Why the World’s Poorest Countries Are Taking in the Most Refugees
Turkey took in fewer than 20 Syrian refugees in 2011. Now, it’s host to 2.7 million.
The number of displaced persons around the world is showing no signs of letting up, a new mid-year report from the UNHCR reveals. In the first half of 2016, more than 3.2 million people were forced to flee their homes.
In all, the number of refugees around the world has increased by 50% since the end of 2011, to more than 16 million.
Despite rhetoric indicating otherwise, the brunt of this new wave of refugees has been born not by the world’s richest countries — like the United States, Germany, and France — but by the poorest.
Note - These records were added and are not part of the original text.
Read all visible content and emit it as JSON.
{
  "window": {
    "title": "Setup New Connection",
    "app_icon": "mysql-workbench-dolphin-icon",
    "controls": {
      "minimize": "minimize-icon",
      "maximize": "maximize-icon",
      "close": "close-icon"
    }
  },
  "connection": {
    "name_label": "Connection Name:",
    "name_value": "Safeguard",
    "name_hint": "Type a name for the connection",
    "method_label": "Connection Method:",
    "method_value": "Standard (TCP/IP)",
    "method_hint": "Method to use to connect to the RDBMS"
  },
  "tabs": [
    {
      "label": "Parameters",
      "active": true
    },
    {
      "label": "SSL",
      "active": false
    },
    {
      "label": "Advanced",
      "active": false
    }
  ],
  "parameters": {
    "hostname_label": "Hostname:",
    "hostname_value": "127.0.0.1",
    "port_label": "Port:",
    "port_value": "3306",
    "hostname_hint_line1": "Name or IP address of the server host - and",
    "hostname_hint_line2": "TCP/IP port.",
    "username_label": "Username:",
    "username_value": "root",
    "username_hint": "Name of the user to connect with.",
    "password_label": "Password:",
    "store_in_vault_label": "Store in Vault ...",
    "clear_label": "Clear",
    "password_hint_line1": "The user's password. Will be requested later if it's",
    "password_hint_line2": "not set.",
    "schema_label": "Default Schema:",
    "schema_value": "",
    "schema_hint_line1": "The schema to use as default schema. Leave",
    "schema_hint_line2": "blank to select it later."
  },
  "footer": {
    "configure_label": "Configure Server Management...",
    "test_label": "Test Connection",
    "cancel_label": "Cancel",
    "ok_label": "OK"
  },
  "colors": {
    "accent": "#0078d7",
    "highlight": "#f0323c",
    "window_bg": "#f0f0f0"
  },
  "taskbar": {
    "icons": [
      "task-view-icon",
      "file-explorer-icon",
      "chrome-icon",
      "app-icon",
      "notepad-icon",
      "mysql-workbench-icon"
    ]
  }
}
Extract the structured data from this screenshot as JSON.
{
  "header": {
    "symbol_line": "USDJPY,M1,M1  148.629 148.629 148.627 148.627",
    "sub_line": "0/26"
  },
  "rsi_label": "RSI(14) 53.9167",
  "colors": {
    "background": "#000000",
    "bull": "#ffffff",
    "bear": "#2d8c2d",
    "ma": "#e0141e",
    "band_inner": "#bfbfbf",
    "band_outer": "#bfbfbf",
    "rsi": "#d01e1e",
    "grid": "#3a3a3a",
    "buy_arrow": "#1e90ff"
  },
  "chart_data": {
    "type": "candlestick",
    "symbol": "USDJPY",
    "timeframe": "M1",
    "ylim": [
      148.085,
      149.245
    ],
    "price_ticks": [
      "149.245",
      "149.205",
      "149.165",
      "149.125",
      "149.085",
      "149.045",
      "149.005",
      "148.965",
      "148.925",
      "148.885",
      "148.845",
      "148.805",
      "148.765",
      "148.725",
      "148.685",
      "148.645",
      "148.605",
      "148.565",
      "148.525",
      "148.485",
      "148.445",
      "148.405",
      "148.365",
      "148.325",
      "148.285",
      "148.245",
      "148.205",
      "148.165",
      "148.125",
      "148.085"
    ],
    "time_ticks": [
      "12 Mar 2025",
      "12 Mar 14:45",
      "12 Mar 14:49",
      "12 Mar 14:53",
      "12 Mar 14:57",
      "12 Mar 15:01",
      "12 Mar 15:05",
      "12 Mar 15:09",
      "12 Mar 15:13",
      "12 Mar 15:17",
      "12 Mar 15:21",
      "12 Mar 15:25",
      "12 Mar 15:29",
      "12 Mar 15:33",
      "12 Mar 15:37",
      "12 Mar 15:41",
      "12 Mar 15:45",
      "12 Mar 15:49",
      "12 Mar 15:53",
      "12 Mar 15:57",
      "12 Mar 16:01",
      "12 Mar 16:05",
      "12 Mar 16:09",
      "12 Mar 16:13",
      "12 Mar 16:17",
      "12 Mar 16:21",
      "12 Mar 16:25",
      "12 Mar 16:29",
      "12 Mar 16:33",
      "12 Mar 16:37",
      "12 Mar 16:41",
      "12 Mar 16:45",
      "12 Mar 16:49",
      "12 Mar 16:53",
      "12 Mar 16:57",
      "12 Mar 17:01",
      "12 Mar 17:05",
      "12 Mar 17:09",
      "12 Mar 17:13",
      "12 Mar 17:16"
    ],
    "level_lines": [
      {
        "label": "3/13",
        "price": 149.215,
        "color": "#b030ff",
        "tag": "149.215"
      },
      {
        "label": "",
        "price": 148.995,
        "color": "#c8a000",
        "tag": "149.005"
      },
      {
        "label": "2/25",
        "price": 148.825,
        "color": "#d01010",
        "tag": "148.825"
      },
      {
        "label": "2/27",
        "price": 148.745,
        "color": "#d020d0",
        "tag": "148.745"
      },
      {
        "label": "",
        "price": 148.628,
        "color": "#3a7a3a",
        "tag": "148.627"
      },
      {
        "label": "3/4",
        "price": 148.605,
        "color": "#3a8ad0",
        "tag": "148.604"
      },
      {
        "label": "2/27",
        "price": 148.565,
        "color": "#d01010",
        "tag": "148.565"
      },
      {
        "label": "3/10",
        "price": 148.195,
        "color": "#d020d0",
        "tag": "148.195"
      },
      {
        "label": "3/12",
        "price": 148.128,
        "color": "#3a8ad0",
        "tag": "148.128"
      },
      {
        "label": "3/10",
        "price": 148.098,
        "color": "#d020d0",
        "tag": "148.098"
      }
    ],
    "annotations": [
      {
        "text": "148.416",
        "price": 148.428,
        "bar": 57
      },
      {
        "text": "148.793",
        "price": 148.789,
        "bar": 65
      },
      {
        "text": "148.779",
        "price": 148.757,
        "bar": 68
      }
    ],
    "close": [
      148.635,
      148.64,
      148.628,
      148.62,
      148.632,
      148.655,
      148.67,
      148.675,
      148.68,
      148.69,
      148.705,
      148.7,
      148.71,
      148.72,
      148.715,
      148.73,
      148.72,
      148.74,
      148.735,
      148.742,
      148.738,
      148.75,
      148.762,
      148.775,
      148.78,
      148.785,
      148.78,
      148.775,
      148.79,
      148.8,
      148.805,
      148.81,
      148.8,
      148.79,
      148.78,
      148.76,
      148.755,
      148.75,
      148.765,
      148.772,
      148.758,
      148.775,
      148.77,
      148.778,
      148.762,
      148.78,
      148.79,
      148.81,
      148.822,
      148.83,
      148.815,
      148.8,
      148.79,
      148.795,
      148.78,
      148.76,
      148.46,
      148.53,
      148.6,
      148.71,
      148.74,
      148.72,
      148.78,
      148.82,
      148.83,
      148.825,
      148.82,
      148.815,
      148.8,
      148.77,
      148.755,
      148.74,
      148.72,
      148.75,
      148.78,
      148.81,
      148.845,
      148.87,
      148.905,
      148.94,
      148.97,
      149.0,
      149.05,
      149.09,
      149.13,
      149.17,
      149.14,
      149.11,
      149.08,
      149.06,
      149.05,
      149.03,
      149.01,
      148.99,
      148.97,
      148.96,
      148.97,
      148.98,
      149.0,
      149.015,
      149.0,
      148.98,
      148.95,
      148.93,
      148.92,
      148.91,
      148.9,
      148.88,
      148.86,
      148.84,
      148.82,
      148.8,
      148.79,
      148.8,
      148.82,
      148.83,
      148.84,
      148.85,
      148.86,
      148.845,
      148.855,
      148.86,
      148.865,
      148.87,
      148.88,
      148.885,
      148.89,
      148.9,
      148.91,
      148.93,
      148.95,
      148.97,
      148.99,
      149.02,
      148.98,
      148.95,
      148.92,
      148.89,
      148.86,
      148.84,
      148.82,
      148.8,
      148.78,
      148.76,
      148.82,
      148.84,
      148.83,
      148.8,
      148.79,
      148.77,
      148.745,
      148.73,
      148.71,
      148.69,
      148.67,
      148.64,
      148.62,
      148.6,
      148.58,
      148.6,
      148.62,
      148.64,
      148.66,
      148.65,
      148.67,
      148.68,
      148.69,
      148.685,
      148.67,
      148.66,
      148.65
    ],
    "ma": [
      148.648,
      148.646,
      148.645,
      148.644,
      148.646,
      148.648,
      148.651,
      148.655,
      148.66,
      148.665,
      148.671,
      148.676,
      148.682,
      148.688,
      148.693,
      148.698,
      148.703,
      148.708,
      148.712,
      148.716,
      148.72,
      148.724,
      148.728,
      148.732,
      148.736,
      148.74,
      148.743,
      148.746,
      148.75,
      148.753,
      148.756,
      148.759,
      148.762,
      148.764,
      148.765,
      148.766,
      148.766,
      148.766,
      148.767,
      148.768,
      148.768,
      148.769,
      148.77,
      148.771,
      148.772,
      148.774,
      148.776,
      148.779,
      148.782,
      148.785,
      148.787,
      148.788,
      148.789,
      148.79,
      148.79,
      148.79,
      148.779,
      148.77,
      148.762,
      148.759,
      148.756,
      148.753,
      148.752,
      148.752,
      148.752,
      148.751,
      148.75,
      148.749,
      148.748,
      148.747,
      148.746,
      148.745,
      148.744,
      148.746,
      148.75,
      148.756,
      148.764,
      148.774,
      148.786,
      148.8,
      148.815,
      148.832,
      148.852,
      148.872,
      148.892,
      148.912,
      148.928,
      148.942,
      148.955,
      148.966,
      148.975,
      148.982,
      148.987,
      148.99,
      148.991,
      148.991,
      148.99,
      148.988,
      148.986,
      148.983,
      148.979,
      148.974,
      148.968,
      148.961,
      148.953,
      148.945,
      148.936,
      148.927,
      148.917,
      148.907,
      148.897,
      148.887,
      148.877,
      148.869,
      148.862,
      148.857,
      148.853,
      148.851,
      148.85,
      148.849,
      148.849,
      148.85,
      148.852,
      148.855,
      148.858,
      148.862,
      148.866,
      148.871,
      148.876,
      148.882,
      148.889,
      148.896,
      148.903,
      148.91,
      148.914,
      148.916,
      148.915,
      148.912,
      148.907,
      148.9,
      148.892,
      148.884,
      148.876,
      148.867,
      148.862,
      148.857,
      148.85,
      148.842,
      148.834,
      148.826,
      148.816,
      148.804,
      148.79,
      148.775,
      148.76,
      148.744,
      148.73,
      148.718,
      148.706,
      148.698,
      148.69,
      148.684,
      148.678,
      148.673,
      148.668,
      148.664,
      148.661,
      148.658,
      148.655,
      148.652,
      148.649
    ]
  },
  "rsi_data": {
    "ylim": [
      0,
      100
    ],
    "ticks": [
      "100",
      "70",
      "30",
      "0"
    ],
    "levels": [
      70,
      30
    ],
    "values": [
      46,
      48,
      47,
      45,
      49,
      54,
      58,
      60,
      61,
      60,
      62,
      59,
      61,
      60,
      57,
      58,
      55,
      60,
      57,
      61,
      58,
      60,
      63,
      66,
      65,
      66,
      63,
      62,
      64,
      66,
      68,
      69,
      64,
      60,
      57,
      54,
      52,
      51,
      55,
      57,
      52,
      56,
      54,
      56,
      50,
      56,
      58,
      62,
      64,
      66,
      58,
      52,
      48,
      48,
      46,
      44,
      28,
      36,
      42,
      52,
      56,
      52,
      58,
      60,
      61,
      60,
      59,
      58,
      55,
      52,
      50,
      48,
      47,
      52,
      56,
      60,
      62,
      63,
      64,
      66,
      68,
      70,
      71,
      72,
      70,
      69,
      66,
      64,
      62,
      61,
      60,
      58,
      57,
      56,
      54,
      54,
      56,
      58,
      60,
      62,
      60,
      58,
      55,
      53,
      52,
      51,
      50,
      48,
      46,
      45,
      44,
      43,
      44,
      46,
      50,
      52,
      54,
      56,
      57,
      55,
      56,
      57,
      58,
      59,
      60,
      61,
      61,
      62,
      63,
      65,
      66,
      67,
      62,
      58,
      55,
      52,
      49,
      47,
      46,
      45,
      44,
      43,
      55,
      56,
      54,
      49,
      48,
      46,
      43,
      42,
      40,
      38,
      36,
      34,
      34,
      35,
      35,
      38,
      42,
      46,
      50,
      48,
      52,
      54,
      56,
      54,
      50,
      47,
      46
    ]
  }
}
Of the top 10 refugee hosting countries, nine are low- or middle-income, according to UNHCR.
These 10 countries are host to a total of almost 10 million refugees, or about 60% of the world total.
“Today we face not so much a crisis of numbers but of cooperation and solidarity,” UN high commissioner for refugees Filippo Grandi said, “especially given that most refugees stay in the countries neighbouring their war-torn homelands.”
So which countries are hosting the most refugees and why were they tasked with hosting the lion’s share of new refugees in the first half of 2016?
The nine low- and middle-income countries playing host to nearly 10 million refugees worldwide were clumped in the Middle East and Sub-Saharan Africa: Turkey (2.8 million), Pakistan (1.6 million), Lebanon (1 million), Iran (978,000), Ethiopia (742,700), Jordan (691,800), Kenya (523,500), Uganda (512,600), and Chad (386,100).
Germany (478,600) was ninth with just under 500,000 refugees resettled — the only high-income country to make the list.
A major reason for this disparity, of course, is geography.
With the bulk of refugees (around one third of all refugees) coming from Syria, neighboring countries of Turkey, Jordan, and Lebanon have seen the biggest influx of refugees and asylum seekers. Stricter refugee resettlement programs in Europe and the United States create a bottleneck situation, forcing many refugees who seek to leave the massive camps in the Middle East to wait as many as several years to be resettled, or in some cases go back to their home countries.
A similar situation has played out in Sub-Saharan Africa, primarily with refugees from South Sudan and the Democratic Republic of Congo. Ethiopia, Kenya, Uganda, and Chad — none of which have a GDP per capita over $1,500 — have all taken on the most refugees because of their proximity to those countries.
Another reason poorer countries are taking on more refugees is cultural. Nationalistic backlash to refugee resettlement in richer countries like the United States, France, Germany, and Italy has made it harder for these countries to swallow up refugee populations, even if those countries have the resources necessary to support them.
But perhaps the greatest challenge is political. The United States, for example, has one of the most stringent refugee resettlement vetting processes, which makes it hard for the country to accept more refugees, even if it wanted to. Under the Trump administration, the political challenge to accepting refugees will become even greater.
In countries like France and Italy, which are showing signs of moving to the right, the refugee bottleneck could grow even thinner.
The historical high for refugees came just after the end of the Cold War, when a total 17.8 million refugees were without a permanent home. The world is again quickly approaching that number, but for these new refugees the window of opportunity for resettlement is shrinking.
The onus to provide a home to refugees will have to fall more heavily on the richer countries that can afford to host new populations. If not, already unstable situations in the Middle East and Sub-Saharan Africa could deteriorate quickly.